AMD's Spider platform in the test: CPU + chipset + graphics card
The CPU: Phenom
Already in November 2006 the first quad-core processor for the desktop area saw the light the world - the chip had the code name Kentsfield and came from Intel. After a year now, AMD wants to stand up to the competition with its own quad-core creation called Phenom (code name Agena).
However, the implementation approach is fundamentally different: while Intel has two dual-core Processor dies (Core 2 Duo, code name Conroe) coupled together on a processor housing (multi-chip package, MCP), AMD is - from its own point of view - one step further and offers a native quad-core processor. The Phenom was developed in Austin, Texas. It is manufactured in Dresden using the 65 nm process. In the course of the next year - as is already the case with Intel - they want to switch to the 45 nm lithography process.
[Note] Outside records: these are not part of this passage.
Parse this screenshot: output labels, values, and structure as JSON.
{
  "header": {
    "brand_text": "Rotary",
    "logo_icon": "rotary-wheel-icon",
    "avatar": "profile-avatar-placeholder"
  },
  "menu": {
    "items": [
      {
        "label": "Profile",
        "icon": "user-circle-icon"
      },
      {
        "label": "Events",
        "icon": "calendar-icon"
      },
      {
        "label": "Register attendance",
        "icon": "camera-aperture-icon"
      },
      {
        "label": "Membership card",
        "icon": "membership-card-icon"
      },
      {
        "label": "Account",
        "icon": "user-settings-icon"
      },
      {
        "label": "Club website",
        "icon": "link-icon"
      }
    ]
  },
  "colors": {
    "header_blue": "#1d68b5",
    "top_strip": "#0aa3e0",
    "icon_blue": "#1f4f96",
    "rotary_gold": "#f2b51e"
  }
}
The TDP of the Phenom 9500 and 9600 is 89 watts. Each individual core has 512 KB of L2 cache. In addition, the entire processor has a shared L3 cache with 2 MB, which is shared by the cores. However, AMD has reached into its bag of tricks when it comes to the memory hierarchy. The L1 cache prefetchers can request data from the main memory without the usual detour via the L2 and L3 cache.
The processor-internal data paths as well as the execution units for SSE and FPU have been changed from 64 bits to 128 bits (as with Intel's core microarchitecture) doubled. This means that SSE commands can now be processed within one cycle. AMD's architecture allows the execution of two SSE commands in parallel - Intel is still a step ahead with three execution ports for SSE (not all ports can execute all SSE commands). The Phenom's instruction fetch buffer has been expanded to a width of 32 bytes. This means that more x86 instructions between three and 15 bytes long fit into the instruction fetcher, the first part of the instruction pipeline. This ensures, even with the longer 64-bit commands (on average approx. 4.5 bytes), that the processor, which is still 3 times the super-scaled, is supplied with enough commands for processing. Intel's pipeline front end reads (since the Pentium Pro) only 16 bytes from the instruction cache and thus runs the risk of not being able to provide the quadruple superscalars with enough work, especially with 64-bit code.
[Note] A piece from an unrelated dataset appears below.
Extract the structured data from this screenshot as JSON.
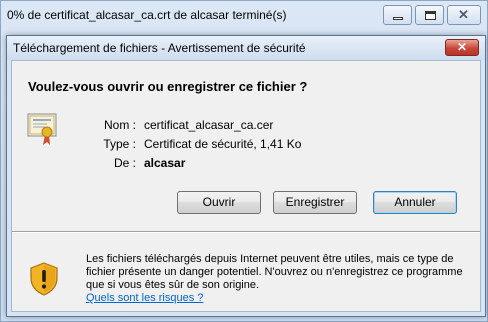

The jump prediction was also made by AMD improved and provided with a new logic. Accurate branch prediction is important, since modern processors process several instructions in parallel and a branch that does not behave as predicted makes the other instructions executed in parallel on suspicion void. The virtualization technology has been improved so that the hypervisor can make their memory pages available to the guest systems more quickly. The speed of the memory controller still integrated at AMD has been increased from DDR2-800 to DDR2-1066. The function block contained in the silicon also supports DDR3 up to 1600 MHz(effectively). However, AMD has not yet made use of this.
With the Phenom, AMD is also taking the step towards the industry standard HyperTransport 3.0 (HT 3.0), which offers significantly higher bandwidths. Theoretically, this high-speed connection can transfer up to 20.8 GB/s. According to AMD, the Phenom can currently use up to about 18 GB/s and these values should increase with higher clock rates. With all of this, the Phenom remains backwards compatible with the older HyperTransport 1.0 with only about 6.4 GB/s bandwidth.
AMD has also taken care of the energy requirements of the Phenom thought. AMD calls the “split power lane” the option of supplying the memory controller and the CPU cores with two independent voltages. With the power state C1E, which the Phenom now also supports, AMD fulfills the Energy Star 4.0 specifications that have been in effect since the middle of the year.
Now the Phenom is no longer a newcomer to many users of price comparison services. The new CPUs have been listed by various dealers for days, of course without any availability. Much more interesting, however, is the pricing of these early offers. While the Phenom 9500 is currently (18.11.) On sale from 219.00 euros and the Phenom 9600 is expected to cost a proud 245.00 euros, the Phenom 9700, which has not even been launched today (see next paragraph), is being presented for 259.00 euros. Without a lot of words, we just want to show the pricing of AMD presented to the press.
Last but not least, we do not want to hide from readers why the planned and already mentioned Phenom 9700, according to AMD, will probably only be released in theJanuary 2008 will hit the market. The fault is an error in the processor, an errata. Such errors are nothing new to such a complex object as a microprocessor. The well-known Pentium was also plagued by such a bug and there are also many bugs slumbering in Core 2 and Athlon 64, which only mean a problem under very rare constellations. According to AMD, the error only occurs in extremely rare cases under full load and at high processor frequencies. When we asked, Dave Everitt explained that there was an error in the TLB of the L3 cache.
The TLB ensures the high-performance conversion - as it is implemented in hardware as a cache the virtual memory addresses used by applications into physical memory addresses. AMD would like to provide a tool and/or BIOS update with which the TLB of the L3 cache can be switched off. Switching off the TLB leads to a loss of performance of around ten percent.
On the next page: The chipset: 7-Series